To do:
Give back the entries exactly as they read, leaving each image out.
Provided records section start
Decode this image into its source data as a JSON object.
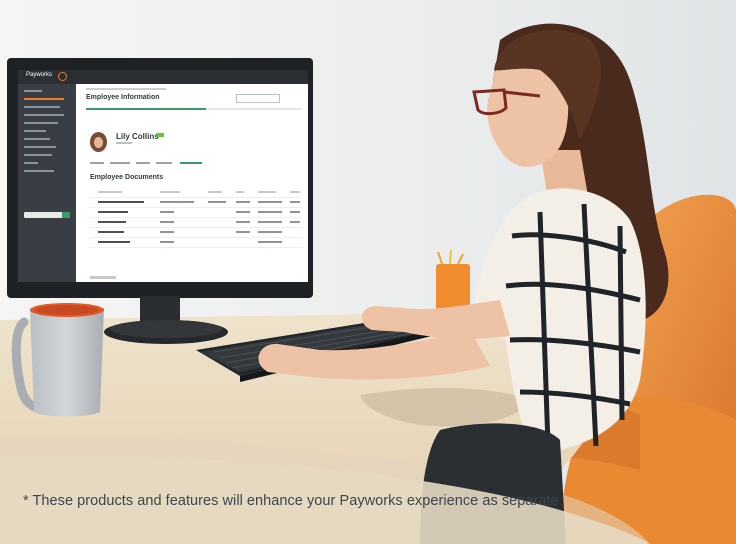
{
  "screen": {
    "app_name": "Payworks",
    "page_title": "Employee Information",
    "employee_name": "Lily Collins",
    "section_title": "Employee Documents"
  },
  "disclaimer": "* These products and features will enhance your Payworks experience as separate",
  "colors": {
    "brand_orange": "#f07a22",
    "accent_green": "#3a9a6e",
    "sidebar": "#383e43",
    "chair_orange": "#e98a33",
    "desk": "#e9d9bf",
    "disclaimer_text": "#3d454d"
  }
}
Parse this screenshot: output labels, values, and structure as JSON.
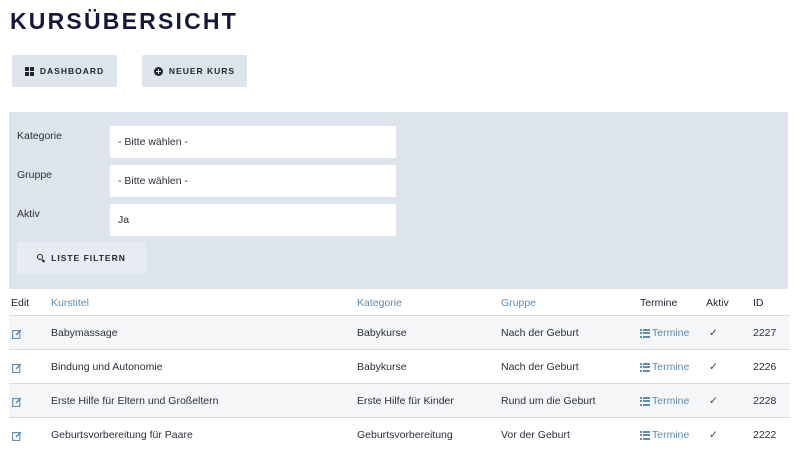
{
  "page": {
    "title": "KURSÜBERSICHT"
  },
  "actions": {
    "dashboard_label": "DASHBOARD",
    "new_course_label": "NEUER KURS"
  },
  "filters": {
    "category": {
      "label": "Kategorie",
      "value": "- Bitte wählen -"
    },
    "group": {
      "label": "Gruppe",
      "value": "- Bitte wählen -"
    },
    "active": {
      "label": "Aktiv",
      "value": "Ja"
    },
    "submit_label": "LISTE FILTERN"
  },
  "table": {
    "headers": {
      "edit": "Edit",
      "title": "Kurstitel",
      "category": "Kategorie",
      "group": "Gruppe",
      "dates": "Termine",
      "active": "Aktiv",
      "id": "ID"
    },
    "rows": [
      {
        "title": "Babymassage",
        "category": "Babykurse",
        "group": "Nach der Geburt",
        "dates": "Termine",
        "active": "✓",
        "id": "2227"
      },
      {
        "title": "Bindung und Autonomie",
        "category": "Babykurse",
        "group": "Nach der Geburt",
        "dates": "Termine",
        "active": "✓",
        "id": "2226"
      },
      {
        "title": "Erste Hilfe für Eltern und Großeltern",
        "category": "Erste Hilfe für Kinder",
        "group": "Rund um die Geburt",
        "dates": "Termine",
        "active": "✓",
        "id": "2228"
      },
      {
        "title": "Geburtsvorbereitung für Paare",
        "category": "Geburtsvorbereitung",
        "group": "Vor der Geburt",
        "dates": "Termine",
        "active": "✓",
        "id": "2222"
      }
    ]
  },
  "icons": {
    "dashboard": "grid-icon",
    "new_course": "plus-circle-icon",
    "filter": "search-icon",
    "edit": "edit-icon",
    "dates": "list-icon"
  },
  "colors": {
    "title": "#14163a",
    "panel": "#dde4ec",
    "link": "#5f8cb0",
    "row_alt": "#f4f6f8"
  }
}
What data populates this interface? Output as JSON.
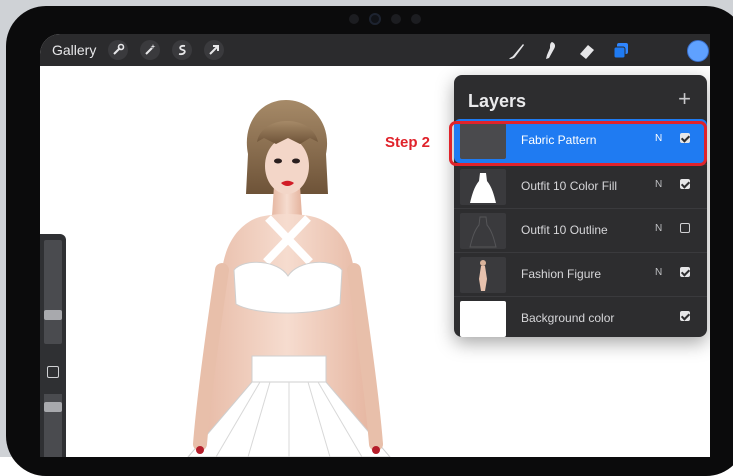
{
  "toolbar": {
    "gallery_label": "Gallery",
    "actions": [
      {
        "icon": "wrench-icon"
      },
      {
        "icon": "magic-wand-icon"
      },
      {
        "icon": "selection-icon"
      },
      {
        "icon": "transform-arrow-icon"
      }
    ],
    "tools": [
      {
        "icon": "brush-icon"
      },
      {
        "icon": "smudge-icon"
      },
      {
        "icon": "eraser-icon"
      },
      {
        "icon": "layers-icon",
        "active": true
      }
    ],
    "color_swatch": "#5fa1ff"
  },
  "layers_panel": {
    "title": "Layers",
    "add_label": "+",
    "layers": [
      {
        "name": "Fabric Pattern",
        "blend": "N",
        "visible": true,
        "selected": true,
        "thumb": "blank-gray"
      },
      {
        "name": "Outfit 10 Color Fill",
        "blend": "N",
        "visible": true,
        "selected": false,
        "thumb": "dress-white"
      },
      {
        "name": "Outfit 10 Outline",
        "blend": "N",
        "visible": false,
        "selected": false,
        "thumb": "dress-outline"
      },
      {
        "name": "Fashion Figure",
        "blend": "N",
        "visible": true,
        "selected": false,
        "thumb": "figure"
      },
      {
        "name": "Background color",
        "blend": "",
        "visible": true,
        "selected": false,
        "thumb": "white"
      }
    ]
  },
  "annotation": {
    "step_label": "Step 2",
    "color": "#e0232b"
  },
  "colors": {
    "accent": "#1f7bf2",
    "toolbar_bg": "#2b2b2d",
    "panel_bg": "#2d2d2f"
  }
}
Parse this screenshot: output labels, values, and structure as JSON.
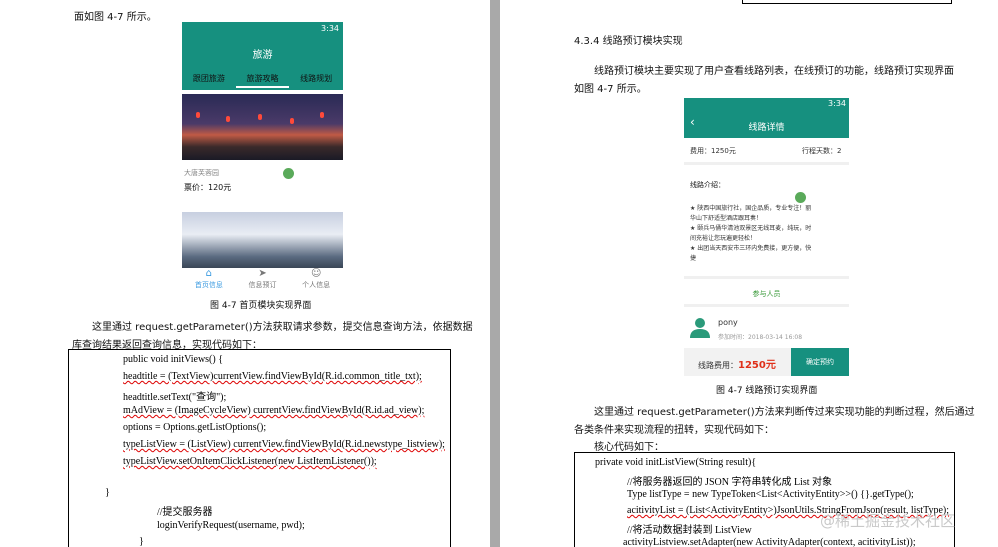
{
  "left_page": {
    "intro_text": "面如图 4-7 所示。",
    "phone": {
      "time": "3:34",
      "title": "旅游",
      "tabs": [
        "跟团旅游",
        "旅游攻略",
        "线路规划"
      ],
      "place": "大唐芙蓉园",
      "price": "票价：120元",
      "nav": [
        "首页信息",
        "信息预订",
        "个人信息"
      ]
    },
    "caption": "图 4-7 首页模块实现界面",
    "para_line1": "这里通过 request.getParameter()方法获取请求参数，提交信息查询方法，依据数据",
    "para_line2": "库查询结果返回查询信息，实现代码如下：",
    "code": [
      "public void initViews() {",
      "headtitle = (TextView)currentView.findViewById(R.id.common_title_txt);",
      "headtitle.setText(\"查询\");",
      "mAdView = (ImageCycleView) currentView.findViewById(R.id.ad_view);",
      "options = Options.getListOptions();",
      "typeListView = (ListView) currentView.findViewById(R.id.newstype_listview);",
      "typeListView.setOnItemClickListener(new ListItemListener());",
      "}",
      "//提交服务器",
      "loginVerifyRequest(username, pwd);",
      "}"
    ]
  },
  "right_page": {
    "heading": "4.3.4 线路预订模块实现",
    "para1_line1": "线路预订模块主要实现了用户查看线路列表，在线预订的功能，线路预订实现界面",
    "para1_line2": "如图 4-7 所示。",
    "phone": {
      "time": "3:34",
      "title": "线路详情",
      "fee": "费用：1250元",
      "days": "行程天数：2",
      "intro_label": "线路介绍：",
      "intro_lines": [
        "★ 陕西中国旅行社，国企品质，专业专注！丽",
        "华山下舒适型酒店跟耳奏！",
        "★ 颐兵马俑华清池双景区无线耳麦，纯玩，时",
        "间充裕让您玩遍更轻松！",
        "★ 出团当天西安市三环内免费接，更方便，快",
        "捷"
      ],
      "participants_label": "参与人员",
      "user_name": "pony",
      "join_time": "参加时间：2018-03-14 16:08",
      "bottom_label": "线路费用：",
      "bottom_amount": "1250元",
      "book_button": "确定预约"
    },
    "caption": "图 4-7 线路预订实现界面",
    "para2_line1": "这里通过 request.getParameter()方法来判断传过来实现功能的判断过程，然后通过",
    "para2_line2": "各类条件来实现流程的扭转，实现代码如下：",
    "core_label": "核心代码如下：",
    "code": [
      "private void initListView(String result){",
      "//将服务器返回的 JSON 字符串转化成 List 对象",
      "Type listType = new TypeToken<List<ActivityEntity>>() {}.getType();",
      "acitivityList = (List<ActivityEntity>)JsonUtils.StringFromJson(result, listType);",
      "//将活动数据封装到 ListView",
      "activityListview.setAdapter(new ActivityAdapter(context, acitivityList));"
    ]
  },
  "watermark": "@稀土掘金技术社区"
}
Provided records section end
Answer for this exercise:
Decode this image into its source data as a JSON object.
{
  "screen": {
    "app_name": "Payworks",
    "page_title": "Employee Information",
    "employee_name": "Lily Collins",
    "section_title": "Employee Documents"
  },
  "disclaimer": "* These products and features will enhance your Payworks experience as separate",
  "colors": {
    "brand_orange": "#f07a22",
    "accent_green": "#3a9a6e",
    "sidebar": "#383e43",
    "chair_orange": "#e98a33",
    "desk": "#e9d9bf",
    "disclaimer_text": "#3d454d"
  }
}
Parse this screenshot: output labels, values, and structure as JSON.
{
  "page": {
    "title": "KURSÜBERSICHT"
  },
  "actions": {
    "dashboard_label": "DASHBOARD",
    "new_course_label": "NEUER KURS"
  },
  "filters": {
    "category": {
      "label": "Kategorie",
      "value": "- Bitte wählen -"
    },
    "group": {
      "label": "Gruppe",
      "value": "- Bitte wählen -"
    },
    "active": {
      "label": "Aktiv",
      "value": "Ja"
    },
    "submit_label": "LISTE FILTERN"
  },
  "table": {
    "headers": {
      "edit": "Edit",
      "title": "Kurstitel",
      "category": "Kategorie",
      "group": "Gruppe",
      "dates": "Termine",
      "active": "Aktiv",
      "id": "ID"
    },
    "rows": [
      {
        "title": "Babymassage",
        "category": "Babykurse",
        "group": "Nach der Geburt",
        "dates": "Termine",
        "active": "✓",
        "id": "2227"
      },
      {
        "title": "Bindung und Autonomie",
        "category": "Babykurse",
        "group": "Nach der Geburt",
        "dates": "Termine",
        "active": "✓",
        "id": "2226"
      },
      {
        "title": "Erste Hilfe für Eltern und Großeltern",
        "category": "Erste Hilfe für Kinder",
        "group": "Rund um die Geburt",
        "dates": "Termine",
        "active": "✓",
        "id": "2228"
      },
      {
        "title": "Geburtsvorbereitung für Paare",
        "category": "Geburtsvorbereitung",
        "group": "Vor der Geburt",
        "dates": "Termine",
        "active": "✓",
        "id": "2222"
      }
    ]
  },
  "icons": {
    "dashboard": "grid-icon",
    "new_course": "plus-circle-icon",
    "filter": "search-icon",
    "edit": "edit-icon",
    "dates": "list-icon"
  },
  "colors": {
    "title": "#14163a",
    "panel": "#dde4ec",
    "link": "#5f8cb0",
    "row_alt": "#f4f6f8"
  }
}
What data populates this interface? Output as JSON.
{
  "toolbar": {
    "gallery_label": "Gallery",
    "actions": [
      {
        "icon": "wrench-icon"
      },
      {
        "icon": "magic-wand-icon"
      },
      {
        "icon": "selection-icon"
      },
      {
        "icon": "transform-arrow-icon"
      }
    ],
    "tools": [
      {
        "icon": "brush-icon"
      },
      {
        "icon": "smudge-icon"
      },
      {
        "icon": "eraser-icon"
      },
      {
        "icon": "layers-icon",
        "active": true
      }
    ],
    "color_swatch": "#5fa1ff"
  },
  "layers_panel": {
    "title": "Layers",
    "add_label": "+",
    "layers": [
      {
        "name": "Fabric Pattern",
        "blend": "N",
        "visible": true,
        "selected": true,
        "thumb": "blank-gray"
      },
      {
        "name": "Outfit 10 Color Fill",
        "blend": "N",
        "visible": true,
        "selected": false,
        "thumb": "dress-white"
      },
      {
        "name": "Outfit 10 Outline",
        "blend": "N",
        "visible": false,
        "selected": false,
        "thumb": "dress-outline"
      },
      {
        "name": "Fashion Figure",
        "blend": "N",
        "visible": true,
        "selected": false,
        "thumb": "figure"
      },
      {
        "name": "Background color",
        "blend": "",
        "visible": true,
        "selected": false,
        "thumb": "white"
      }
    ]
  },
  "annotation": {
    "step_label": "Step 2",
    "color": "#e0232b"
  },
  "colors": {
    "accent": "#1f7bf2",
    "toolbar_bg": "#2b2b2d",
    "panel_bg": "#2d2d2f"
  }
}
Parse this screenshot: output labels, values, and structure as JSON.
{
  "left_page": {
    "intro_text": "面如图 4-7 所示。",
    "phone": {
      "time": "3:34",
      "title": "旅游",
      "tabs": [
        "跟团旅游",
        "旅游攻略",
        "线路规划"
      ],
      "place": "大唐芙蓉园",
      "price": "票价：120元",
      "nav": [
        "首页信息",
        "信息预订",
        "个人信息"
      ]
    },
    "caption": "图 4-7 首页模块实现界面",
    "para_line1": "这里通过 request.getParameter()方法获取请求参数，提交信息查询方法，依据数据",
    "para_line2": "库查询结果返回查询信息，实现代码如下：",
    "code": [
      "public void initViews() {",
      "headtitle = (TextView)currentView.findViewById(R.id.common_title_txt);",
      "headtitle.setText(\"查询\");",
      "mAdView = (ImageCycleView) currentView.findViewById(R.id.ad_view);",
      "options = Options.getListOptions();",
      "typeListView = (ListView) currentView.findViewById(R.id.newstype_listview);",
      "typeListView.setOnItemClickListener(new ListItemListener());",
      "}",
      "//提交服务器",
      "loginVerifyRequest(username, pwd);",
      "}"
    ]
  },
  "right_page": {
    "heading": "4.3.4 线路预订模块实现",
    "para1_line1": "线路预订模块主要实现了用户查看线路列表，在线预订的功能，线路预订实现界面",
    "para1_line2": "如图 4-7 所示。",
    "phone": {
      "time": "3:34",
      "title": "线路详情",
      "fee": "费用：1250元",
      "days": "行程天数：2",
      "intro_label": "线路介绍：",
      "intro_lines": [
        "★ 陕西中国旅行社，国企品质，专业专注！丽",
        "华山下舒适型酒店跟耳奏！",
        "★ 颐兵马俑华清池双景区无线耳麦，纯玩，时",
        "间充裕让您玩遍更轻松！",
        "★ 出团当天西安市三环内免费接，更方便，快",
        "捷"
      ],
      "participants_label": "参与人员",
      "user_name": "pony",
      "join_time": "参加时间：2018-03-14 16:08",
      "bottom_label": "线路费用：",
      "bottom_amount": "1250元",
      "book_button": "确定预约"
    },
    "caption": "图 4-7 线路预订实现界面",
    "para2_line1": "这里通过 request.getParameter()方法来判断传过来实现功能的判断过程，然后通过",
    "para2_line2": "各类条件来实现流程的扭转，实现代码如下：",
    "core_label": "核心代码如下：",
    "code": [
      "private void initListView(String result){",
      "//将服务器返回的 JSON 字符串转化成 List 对象",
      "Type listType = new TypeToken<List<ActivityEntity>>() {}.getType();",
      "acitivityList = (List<ActivityEntity>)JsonUtils.StringFromJson(result, listType);",
      "//将活动数据封装到 ListView",
      "activityListview.setAdapter(new ActivityAdapter(context, acitivityList));"
    ]
  },
  "watermark": "@稀土掘金技术社区"
}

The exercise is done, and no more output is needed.